DATASET section start
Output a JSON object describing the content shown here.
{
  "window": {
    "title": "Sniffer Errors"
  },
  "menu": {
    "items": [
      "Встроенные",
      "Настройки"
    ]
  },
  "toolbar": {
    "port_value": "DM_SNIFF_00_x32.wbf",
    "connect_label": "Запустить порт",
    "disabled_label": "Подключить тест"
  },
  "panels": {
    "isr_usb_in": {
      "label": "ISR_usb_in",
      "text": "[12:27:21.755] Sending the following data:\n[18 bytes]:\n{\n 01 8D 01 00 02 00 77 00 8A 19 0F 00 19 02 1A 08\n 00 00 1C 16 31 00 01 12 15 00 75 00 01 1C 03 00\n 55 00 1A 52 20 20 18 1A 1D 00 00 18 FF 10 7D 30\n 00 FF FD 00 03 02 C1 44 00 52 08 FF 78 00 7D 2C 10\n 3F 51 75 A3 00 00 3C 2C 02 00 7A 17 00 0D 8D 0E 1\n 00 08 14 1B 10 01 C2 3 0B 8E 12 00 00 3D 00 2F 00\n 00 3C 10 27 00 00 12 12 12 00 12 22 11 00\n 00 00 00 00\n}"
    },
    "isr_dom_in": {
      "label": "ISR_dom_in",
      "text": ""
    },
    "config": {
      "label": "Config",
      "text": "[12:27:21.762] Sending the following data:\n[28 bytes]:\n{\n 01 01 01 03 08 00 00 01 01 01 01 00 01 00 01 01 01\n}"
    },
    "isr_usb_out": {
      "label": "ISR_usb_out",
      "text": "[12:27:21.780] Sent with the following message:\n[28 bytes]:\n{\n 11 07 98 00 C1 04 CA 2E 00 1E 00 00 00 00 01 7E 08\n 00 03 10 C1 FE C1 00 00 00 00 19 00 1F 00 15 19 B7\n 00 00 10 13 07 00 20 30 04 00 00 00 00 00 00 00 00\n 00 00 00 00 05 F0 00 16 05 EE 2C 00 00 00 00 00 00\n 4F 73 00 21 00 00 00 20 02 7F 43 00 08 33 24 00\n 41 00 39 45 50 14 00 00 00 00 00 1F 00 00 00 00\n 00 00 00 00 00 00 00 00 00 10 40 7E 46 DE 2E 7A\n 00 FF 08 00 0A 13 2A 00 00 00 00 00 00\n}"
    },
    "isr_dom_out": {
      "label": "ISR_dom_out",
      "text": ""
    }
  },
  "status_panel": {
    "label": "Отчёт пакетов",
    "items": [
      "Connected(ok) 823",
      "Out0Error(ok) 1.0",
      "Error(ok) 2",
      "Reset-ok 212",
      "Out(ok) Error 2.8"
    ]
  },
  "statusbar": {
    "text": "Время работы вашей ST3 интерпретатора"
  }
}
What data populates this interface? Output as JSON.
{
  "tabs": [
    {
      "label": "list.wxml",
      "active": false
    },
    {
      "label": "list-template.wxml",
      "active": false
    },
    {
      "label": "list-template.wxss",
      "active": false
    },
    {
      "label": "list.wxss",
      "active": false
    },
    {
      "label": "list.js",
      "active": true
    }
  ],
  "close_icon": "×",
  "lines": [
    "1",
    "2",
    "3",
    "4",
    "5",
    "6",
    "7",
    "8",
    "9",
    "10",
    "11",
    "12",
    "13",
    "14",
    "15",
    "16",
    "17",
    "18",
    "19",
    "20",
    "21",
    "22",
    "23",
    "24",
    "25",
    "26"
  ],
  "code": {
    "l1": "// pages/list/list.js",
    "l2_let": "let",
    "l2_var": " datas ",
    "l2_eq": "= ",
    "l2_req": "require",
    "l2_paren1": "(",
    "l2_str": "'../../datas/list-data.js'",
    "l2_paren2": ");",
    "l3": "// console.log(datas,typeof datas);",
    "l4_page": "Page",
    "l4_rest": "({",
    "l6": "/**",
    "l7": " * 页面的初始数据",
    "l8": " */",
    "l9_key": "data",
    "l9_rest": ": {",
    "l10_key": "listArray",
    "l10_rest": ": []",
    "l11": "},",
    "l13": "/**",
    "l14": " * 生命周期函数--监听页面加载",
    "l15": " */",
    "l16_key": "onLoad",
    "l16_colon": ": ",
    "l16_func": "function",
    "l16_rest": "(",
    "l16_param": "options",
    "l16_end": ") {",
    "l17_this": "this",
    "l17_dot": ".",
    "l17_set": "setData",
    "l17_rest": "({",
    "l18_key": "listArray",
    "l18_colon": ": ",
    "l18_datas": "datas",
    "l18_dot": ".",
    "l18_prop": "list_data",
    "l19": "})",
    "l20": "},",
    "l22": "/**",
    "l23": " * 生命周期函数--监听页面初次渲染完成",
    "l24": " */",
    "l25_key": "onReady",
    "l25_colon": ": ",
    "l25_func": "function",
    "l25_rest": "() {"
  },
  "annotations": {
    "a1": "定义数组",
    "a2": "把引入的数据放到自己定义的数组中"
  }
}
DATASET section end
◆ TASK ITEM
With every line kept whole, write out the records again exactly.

◆ ANSWER FOR THIS EXERCISE
Output a JSON object describing the content shown here.
{
  "window": {
    "title": "Sniffer Errors"
  },
  "menu": {
    "items": [
      "Встроенные",
      "Настройки"
    ]
  },
  "toolbar": {
    "port_value": "DM_SNIFF_00_x32.wbf",
    "connect_label": "Запустить порт",
    "disabled_label": "Подключить тест"
  },
  "panels": {
    "isr_usb_in": {
      "label": "ISR_usb_in",
      "text": "[12:27:21.755] Sending the following data:\n[18 bytes]:\n{\n 01 8D 01 00 02 00 77 00 8A 19 0F 00 19 02 1A 08\n 00 00 1C 16 31 00 01 12 15 00 75 00 01 1C 03 00\n 55 00 1A 52 20 20 18 1A 1D 00 00 18 FF 10 7D 30\n 00 FF FD 00 03 02 C1 44 00 52 08 FF 78 00 7D 2C 10\n 3F 51 75 A3 00 00 3C 2C 02 00 7A 17 00 0D 8D 0E 1\n 00 08 14 1B 10 01 C2 3 0B 8E 12 00 00 3D 00 2F 00\n 00 3C 10 27 00 00 12 12 12 00 12 22 11 00\n 00 00 00 00\n}"
    },
    "isr_dom_in": {
      "label": "ISR_dom_in",
      "text": ""
    },
    "config": {
      "label": "Config",
      "text": "[12:27:21.762] Sending the following data:\n[28 bytes]:\n{\n 01 01 01 03 08 00 00 01 01 01 01 00 01 00 01 01 01\n}"
    },
    "isr_usb_out": {
      "label": "ISR_usb_out",
      "text": "[12:27:21.780] Sent with the following message:\n[28 bytes]:\n{\n 11 07 98 00 C1 04 CA 2E 00 1E 00 00 00 00 01 7E 08\n 00 03 10 C1 FE C1 00 00 00 00 19 00 1F 00 15 19 B7\n 00 00 10 13 07 00 20 30 04 00 00 00 00 00 00 00 00\n 00 00 00 00 05 F0 00 16 05 EE 2C 00 00 00 00 00 00\n 4F 73 00 21 00 00 00 20 02 7F 43 00 08 33 24 00\n 41 00 39 45 50 14 00 00 00 00 00 1F 00 00 00 00\n 00 00 00 00 00 00 00 00 00 10 40 7E 46 DE 2E 7A\n 00 FF 08 00 0A 13 2A 00 00 00 00 00 00\n}"
    },
    "isr_dom_out": {
      "label": "ISR_dom_out",
      "text": ""
    }
  },
  "status_panel": {
    "label": "Отчёт пакетов",
    "items": [
      "Connected(ok) 823",
      "Out0Error(ok) 1.0",
      "Error(ok) 2",
      "Reset-ok 212",
      "Out(ok) Error 2.8"
    ]
  },
  "statusbar": {
    "text": "Время работы вашей ST3 интерпретатора"
  }
}
What data populates this interface? Output as JSON.
{
  "tabs": [
    {
      "label": "list.wxml",
      "active": false
    },
    {
      "label": "list-template.wxml",
      "active": false
    },
    {
      "label": "list-template.wxss",
      "active": false
    },
    {
      "label": "list.wxss",
      "active": false
    },
    {
      "label": "list.js",
      "active": true
    }
  ],
  "close_icon": "×",
  "lines": [
    "1",
    "2",
    "3",
    "4",
    "5",
    "6",
    "7",
    "8",
    "9",
    "10",
    "11",
    "12",
    "13",
    "14",
    "15",
    "16",
    "17",
    "18",
    "19",
    "20",
    "21",
    "22",
    "23",
    "24",
    "25",
    "26"
  ],
  "code": {
    "l1": "// pages/list/list.js",
    "l2_let": "let",
    "l2_var": " datas ",
    "l2_eq": "= ",
    "l2_req": "require",
    "l2_paren1": "(",
    "l2_str": "'../../datas/list-data.js'",
    "l2_paren2": ");",
    "l3": "// console.log(datas,typeof datas);",
    "l4_page": "Page",
    "l4_rest": "({",
    "l6": "/**",
    "l7": " * 页面的初始数据",
    "l8": " */",
    "l9_key": "data",
    "l9_rest": ": {",
    "l10_key": "listArray",
    "l10_rest": ": []",
    "l11": "},",
    "l13": "/**",
    "l14": " * 生命周期函数--监听页面加载",
    "l15": " */",
    "l16_key": "onLoad",
    "l16_colon": ": ",
    "l16_func": "function",
    "l16_rest": "(",
    "l16_param": "options",
    "l16_end": ") {",
    "l17_this": "this",
    "l17_dot": ".",
    "l17_set": "setData",
    "l17_rest": "({",
    "l18_key": "listArray",
    "l18_colon": ": ",
    "l18_datas": "datas",
    "l18_dot": ".",
    "l18_prop": "list_data",
    "l19": "})",
    "l20": "},",
    "l22": "/**",
    "l23": " * 生命周期函数--监听页面初次渲染完成",
    "l24": " */",
    "l25_key": "onReady",
    "l25_colon": ": ",
    "l25_func": "function",
    "l25_rest": "() {"
  },
  "annotations": {
    "a1": "定义数组",
    "a2": "把引入的数据放到自己定义的数组中"
  }
}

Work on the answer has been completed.